In the product offerings, Netsuite was showing its push into ecommerce and retail showing off both its Point Of Sale system and its site builder capabilities with the big boast their back end services are “faster than Amazon’s.”

Taking the game up to Amazon is a big boast and it will be worthwhile seeing how the Seattle based giant responds, certainly for Netsuite’s customers having an e-commerce system that can match the industry leader will be a big attraction.

Rolling out the data centers

Data centers are always an issue for cloud computing services with the questions of redundancy, data sovereignty and latency being raised. The announcement that Netsuite will be opening centres in Europe will help the company in those growth markets.

For the Asia Pacific, there are no immediate plans for data centers in the region but the company’s main push is on developing deeper relationships into the Chinese markets with resellers and partners.

The international push is important for Netsuite with the proportion of its non-US revenues being stuck at just over a quarter for each of the last three years with Craig Sullivan, the company’s Senior Vice President for Enterprise & International Products, flagging China, Brazil and Germany as key growth markets in the coming years.

A native look and feel

In all three countries the company is betting on partners growing market share through a Most Valued Players and reseller programs aided by the company’s claim the software works natively in 19 different languages.

“We want international users feel like NetSuite was designed for them,” is Sullivan’s ambition for the service’s global operations.

Cloud computing may have won the software wars but there’s still plenty of battles to be fought over who will make the profits from the online software market, a fight not helped by evolving business models.

Suiteworld was a good demonstration of what Netsuite is hoping to fight that battle with. Whether it’s enough to succeed either as a company or a takeover target remains to be seen.

May 072015

“What’s the biggest risk to your business?” was one of the questions asked of Netsuite CEO Zack Nelson during a post keynote discussion at the Suiteworld event in San Jose yesterday.

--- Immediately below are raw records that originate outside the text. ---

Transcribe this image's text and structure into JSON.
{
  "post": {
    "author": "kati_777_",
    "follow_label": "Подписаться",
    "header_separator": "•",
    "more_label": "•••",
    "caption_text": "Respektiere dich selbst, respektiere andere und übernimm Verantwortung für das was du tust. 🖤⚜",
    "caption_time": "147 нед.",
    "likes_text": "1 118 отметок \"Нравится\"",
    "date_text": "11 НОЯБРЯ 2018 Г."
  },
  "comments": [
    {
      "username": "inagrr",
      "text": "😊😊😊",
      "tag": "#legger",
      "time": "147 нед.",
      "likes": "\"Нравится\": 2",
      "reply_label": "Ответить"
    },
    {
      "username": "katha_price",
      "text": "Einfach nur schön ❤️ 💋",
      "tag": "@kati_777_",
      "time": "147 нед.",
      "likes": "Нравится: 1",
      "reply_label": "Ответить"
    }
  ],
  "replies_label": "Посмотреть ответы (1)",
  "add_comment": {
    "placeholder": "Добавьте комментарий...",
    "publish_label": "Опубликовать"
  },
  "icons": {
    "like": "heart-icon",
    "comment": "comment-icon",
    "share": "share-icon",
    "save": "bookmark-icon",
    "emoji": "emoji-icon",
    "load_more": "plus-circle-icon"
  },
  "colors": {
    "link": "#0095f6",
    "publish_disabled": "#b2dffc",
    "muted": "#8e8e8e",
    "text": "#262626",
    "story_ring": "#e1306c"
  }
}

Nelson’s response was the shift to transaction based businesses and cited cloud based human resources company Zenefits as an example.

The transactions model can work two ways with either a fee being charged for each transaction – something that data analytics Splunk does – or Zenefit’s model of taking third party commissions.

A commission driven business

Zenefits doesn’t charge for its software instead making money from commissions paid by companies they refer users to. When a client needs workplace insurance or a new benefits package, the service gets a fee from the provider.

Investors love the idea with the company yesterday raising $500 million in a round that values the business at $4.5 billion dollars after just two years since being founded.

Regulators however don’t like its less than transparent commissions with the service in trouble in a number of US states and it’s clear to see how such a revenue model would hit problems in countries with strong disclosure rules.

Both of the transaction models present a threat to current cloud computing software businesses such as Netsuite and Salesforce that charge fixed license fees based on the number of users and the features they want. Both Splunk and Zenefits on the other hand give their software away.

Disrupted disrupters

Just as the cloud providers’ licensing model disrupted the traditional massive negotiated contracts for enterprise software and the fixed cost box model for small business, the online companies themselves might be facing their own disruption to the way they make money.

For executives like Zach Nelson, shifting from one lucrative model to another more uncertain revenue source will be something keeping them awake for a while longer.